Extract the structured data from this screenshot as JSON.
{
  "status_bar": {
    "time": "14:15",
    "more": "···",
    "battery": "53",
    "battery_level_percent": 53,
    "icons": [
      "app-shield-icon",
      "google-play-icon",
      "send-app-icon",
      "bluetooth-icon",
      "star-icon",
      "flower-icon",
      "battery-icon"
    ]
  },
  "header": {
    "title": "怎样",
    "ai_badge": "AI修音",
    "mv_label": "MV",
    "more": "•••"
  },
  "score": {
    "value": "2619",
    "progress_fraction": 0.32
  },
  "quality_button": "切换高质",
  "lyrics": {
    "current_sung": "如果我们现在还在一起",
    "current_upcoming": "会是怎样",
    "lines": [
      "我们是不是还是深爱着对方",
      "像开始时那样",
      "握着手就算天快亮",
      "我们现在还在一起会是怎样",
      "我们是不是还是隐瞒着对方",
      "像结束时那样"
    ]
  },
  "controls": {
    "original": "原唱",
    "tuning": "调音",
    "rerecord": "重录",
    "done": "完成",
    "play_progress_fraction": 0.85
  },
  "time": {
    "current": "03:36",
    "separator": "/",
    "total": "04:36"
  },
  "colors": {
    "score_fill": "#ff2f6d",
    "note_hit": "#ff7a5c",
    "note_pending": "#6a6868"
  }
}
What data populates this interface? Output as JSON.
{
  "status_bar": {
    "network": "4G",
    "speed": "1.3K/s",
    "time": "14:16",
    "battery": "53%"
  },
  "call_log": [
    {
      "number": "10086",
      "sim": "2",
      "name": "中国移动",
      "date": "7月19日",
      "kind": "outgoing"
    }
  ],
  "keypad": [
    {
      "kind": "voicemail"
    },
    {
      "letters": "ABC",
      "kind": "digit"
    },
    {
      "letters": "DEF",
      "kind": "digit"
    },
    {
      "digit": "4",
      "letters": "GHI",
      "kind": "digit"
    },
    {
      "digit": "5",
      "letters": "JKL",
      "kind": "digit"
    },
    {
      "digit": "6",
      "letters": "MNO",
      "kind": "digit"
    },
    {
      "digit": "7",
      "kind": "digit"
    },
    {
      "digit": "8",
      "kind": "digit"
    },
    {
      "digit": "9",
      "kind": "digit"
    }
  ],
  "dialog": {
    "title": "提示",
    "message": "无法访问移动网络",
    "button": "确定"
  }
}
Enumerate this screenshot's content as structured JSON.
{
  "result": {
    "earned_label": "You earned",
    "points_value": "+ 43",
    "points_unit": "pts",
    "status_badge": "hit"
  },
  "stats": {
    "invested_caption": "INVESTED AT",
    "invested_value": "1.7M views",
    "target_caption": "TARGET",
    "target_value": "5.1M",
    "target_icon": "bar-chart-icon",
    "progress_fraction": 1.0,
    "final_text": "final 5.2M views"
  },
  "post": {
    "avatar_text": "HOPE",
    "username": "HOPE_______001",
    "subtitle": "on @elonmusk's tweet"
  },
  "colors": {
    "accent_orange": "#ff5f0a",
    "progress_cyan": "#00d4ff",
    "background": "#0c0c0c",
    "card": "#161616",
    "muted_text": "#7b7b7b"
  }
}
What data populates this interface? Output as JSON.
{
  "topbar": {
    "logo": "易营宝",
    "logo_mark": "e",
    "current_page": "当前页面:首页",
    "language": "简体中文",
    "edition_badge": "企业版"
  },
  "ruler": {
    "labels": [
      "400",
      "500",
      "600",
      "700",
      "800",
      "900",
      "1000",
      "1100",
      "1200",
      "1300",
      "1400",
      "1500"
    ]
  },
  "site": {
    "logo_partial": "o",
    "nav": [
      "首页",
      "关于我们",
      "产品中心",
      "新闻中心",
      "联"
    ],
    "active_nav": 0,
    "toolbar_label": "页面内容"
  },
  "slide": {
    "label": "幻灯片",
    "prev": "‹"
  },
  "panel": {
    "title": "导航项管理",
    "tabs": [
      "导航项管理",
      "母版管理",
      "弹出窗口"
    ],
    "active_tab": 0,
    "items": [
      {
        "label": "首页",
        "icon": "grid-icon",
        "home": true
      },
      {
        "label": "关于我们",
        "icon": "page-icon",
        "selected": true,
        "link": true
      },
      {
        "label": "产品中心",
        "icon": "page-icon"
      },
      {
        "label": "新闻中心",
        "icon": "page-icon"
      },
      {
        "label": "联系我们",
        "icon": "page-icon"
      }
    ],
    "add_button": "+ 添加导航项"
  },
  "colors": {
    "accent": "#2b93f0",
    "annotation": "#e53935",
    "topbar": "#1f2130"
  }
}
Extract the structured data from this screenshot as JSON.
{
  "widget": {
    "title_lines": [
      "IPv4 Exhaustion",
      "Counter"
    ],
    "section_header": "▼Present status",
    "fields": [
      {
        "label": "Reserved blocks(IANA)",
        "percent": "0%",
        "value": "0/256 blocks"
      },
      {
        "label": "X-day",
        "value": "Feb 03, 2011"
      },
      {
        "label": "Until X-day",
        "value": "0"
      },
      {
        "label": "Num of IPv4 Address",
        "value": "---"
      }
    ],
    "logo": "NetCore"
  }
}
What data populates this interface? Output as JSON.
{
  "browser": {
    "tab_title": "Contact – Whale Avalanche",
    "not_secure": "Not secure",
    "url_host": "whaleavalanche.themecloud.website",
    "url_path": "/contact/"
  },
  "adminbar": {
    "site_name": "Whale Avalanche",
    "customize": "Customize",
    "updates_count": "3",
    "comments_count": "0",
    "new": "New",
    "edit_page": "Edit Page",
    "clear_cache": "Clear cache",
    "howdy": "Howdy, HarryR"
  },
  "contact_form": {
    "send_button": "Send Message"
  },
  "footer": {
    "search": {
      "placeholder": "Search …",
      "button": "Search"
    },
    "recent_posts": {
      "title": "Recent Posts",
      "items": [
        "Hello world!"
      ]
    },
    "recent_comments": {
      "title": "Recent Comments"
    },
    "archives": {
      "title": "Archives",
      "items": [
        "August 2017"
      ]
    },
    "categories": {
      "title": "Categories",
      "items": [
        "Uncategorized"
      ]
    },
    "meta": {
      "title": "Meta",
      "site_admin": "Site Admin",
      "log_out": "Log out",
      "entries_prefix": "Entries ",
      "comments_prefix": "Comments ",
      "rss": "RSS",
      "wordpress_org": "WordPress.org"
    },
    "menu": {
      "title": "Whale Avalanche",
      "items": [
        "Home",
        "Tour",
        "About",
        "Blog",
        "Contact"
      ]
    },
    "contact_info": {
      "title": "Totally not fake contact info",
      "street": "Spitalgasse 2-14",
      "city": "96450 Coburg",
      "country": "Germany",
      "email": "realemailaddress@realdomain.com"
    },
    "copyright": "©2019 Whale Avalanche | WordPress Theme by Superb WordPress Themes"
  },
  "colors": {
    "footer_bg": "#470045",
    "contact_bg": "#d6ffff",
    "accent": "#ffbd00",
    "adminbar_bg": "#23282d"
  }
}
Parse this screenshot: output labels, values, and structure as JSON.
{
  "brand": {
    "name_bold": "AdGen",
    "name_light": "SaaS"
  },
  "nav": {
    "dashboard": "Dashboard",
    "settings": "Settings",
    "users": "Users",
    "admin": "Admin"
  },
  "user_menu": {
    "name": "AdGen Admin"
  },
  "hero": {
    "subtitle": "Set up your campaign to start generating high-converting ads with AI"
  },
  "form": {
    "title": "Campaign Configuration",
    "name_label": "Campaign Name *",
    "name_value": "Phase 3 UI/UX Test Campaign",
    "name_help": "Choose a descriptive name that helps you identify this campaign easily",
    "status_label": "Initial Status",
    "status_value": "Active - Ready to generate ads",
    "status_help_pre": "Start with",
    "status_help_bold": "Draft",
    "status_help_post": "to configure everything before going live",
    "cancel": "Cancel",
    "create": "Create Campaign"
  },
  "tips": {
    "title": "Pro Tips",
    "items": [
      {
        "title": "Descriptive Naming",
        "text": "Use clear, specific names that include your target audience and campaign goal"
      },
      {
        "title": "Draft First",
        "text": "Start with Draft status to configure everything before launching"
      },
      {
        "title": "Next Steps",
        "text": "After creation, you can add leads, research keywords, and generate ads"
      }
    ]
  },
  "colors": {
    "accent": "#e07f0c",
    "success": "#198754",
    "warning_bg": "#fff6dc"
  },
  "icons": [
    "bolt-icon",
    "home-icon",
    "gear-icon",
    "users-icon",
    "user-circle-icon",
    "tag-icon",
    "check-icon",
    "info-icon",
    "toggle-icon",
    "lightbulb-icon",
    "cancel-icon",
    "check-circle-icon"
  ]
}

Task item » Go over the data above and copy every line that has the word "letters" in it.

Result of this task »
      "letters": "ABC",
      "letters": "DEF",
      "letters": "GHI",
      "letters": "JKL",
      "letters": "MNO",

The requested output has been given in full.